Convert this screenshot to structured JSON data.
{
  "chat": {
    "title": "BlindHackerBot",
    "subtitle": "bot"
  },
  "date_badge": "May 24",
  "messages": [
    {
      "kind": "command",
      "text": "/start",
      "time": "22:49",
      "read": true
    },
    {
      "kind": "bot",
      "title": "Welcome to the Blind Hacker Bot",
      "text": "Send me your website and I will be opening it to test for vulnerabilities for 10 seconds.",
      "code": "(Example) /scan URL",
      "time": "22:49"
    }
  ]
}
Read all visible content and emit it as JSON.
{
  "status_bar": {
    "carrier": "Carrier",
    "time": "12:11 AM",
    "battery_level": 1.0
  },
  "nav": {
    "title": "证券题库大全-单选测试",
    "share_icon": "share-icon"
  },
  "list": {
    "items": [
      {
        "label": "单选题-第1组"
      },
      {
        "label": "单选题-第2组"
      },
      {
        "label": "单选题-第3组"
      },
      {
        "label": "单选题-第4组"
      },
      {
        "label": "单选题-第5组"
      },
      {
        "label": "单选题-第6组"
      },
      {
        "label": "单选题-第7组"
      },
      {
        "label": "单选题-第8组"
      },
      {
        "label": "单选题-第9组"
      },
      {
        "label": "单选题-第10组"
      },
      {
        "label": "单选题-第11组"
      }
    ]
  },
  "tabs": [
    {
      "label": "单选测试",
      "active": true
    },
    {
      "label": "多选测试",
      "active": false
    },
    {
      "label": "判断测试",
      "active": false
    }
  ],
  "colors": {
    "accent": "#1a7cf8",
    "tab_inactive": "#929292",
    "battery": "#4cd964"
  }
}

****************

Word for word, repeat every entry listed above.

Convert this screenshot to structured JSON data.
{
  "chat": {
    "title": "BlindHackerBot",
    "subtitle": "bot"
  },
  "date_badge": "May 24",
  "messages": [
    {
      "kind": "command",
      "text": "/start",
      "time": "22:49",
      "read": true
    },
    {
      "kind": "bot",
      "title": "Welcome to the Blind Hacker Bot",
      "text": "Send me your website and I will be opening it to test for vulnerabilities for 10 seconds.",
      "code": "(Example) /scan URL",
      "time": "22:49"
    }
  ]
}
Read all visible content and emit it as JSON.
{
  "status_bar": {
    "carrier": "Carrier",
    "time": "12:11 AM",
    "battery_level": 1.0
  },
  "nav": {
    "title": "证券题库大全-单选测试",
    "share_icon": "share-icon"
  },
  "list": {
    "items": [
      {
        "label": "单选题-第1组"
      },
      {
        "label": "单选题-第2组"
      },
      {
        "label": "单选题-第3组"
      },
      {
        "label": "单选题-第4组"
      },
      {
        "label": "单选题-第5组"
      },
      {
        "label": "单选题-第6组"
      },
      {
        "label": "单选题-第7组"
      },
      {
        "label": "单选题-第8组"
      },
      {
        "label": "单选题-第9组"
      },
      {
        "label": "单选题-第10组"
      },
      {
        "label": "单选题-第11组"
      }
    ]
  },
  "tabs": [
    {
      "label": "单选测试",
      "active": true
    },
    {
      "label": "多选测试",
      "active": false
    },
    {
      "label": "判断测试",
      "active": false
    }
  ],
  "colors": {
    "accent": "#1a7cf8",
    "tab_inactive": "#929292",
    "battery": "#4cd964"
  }
}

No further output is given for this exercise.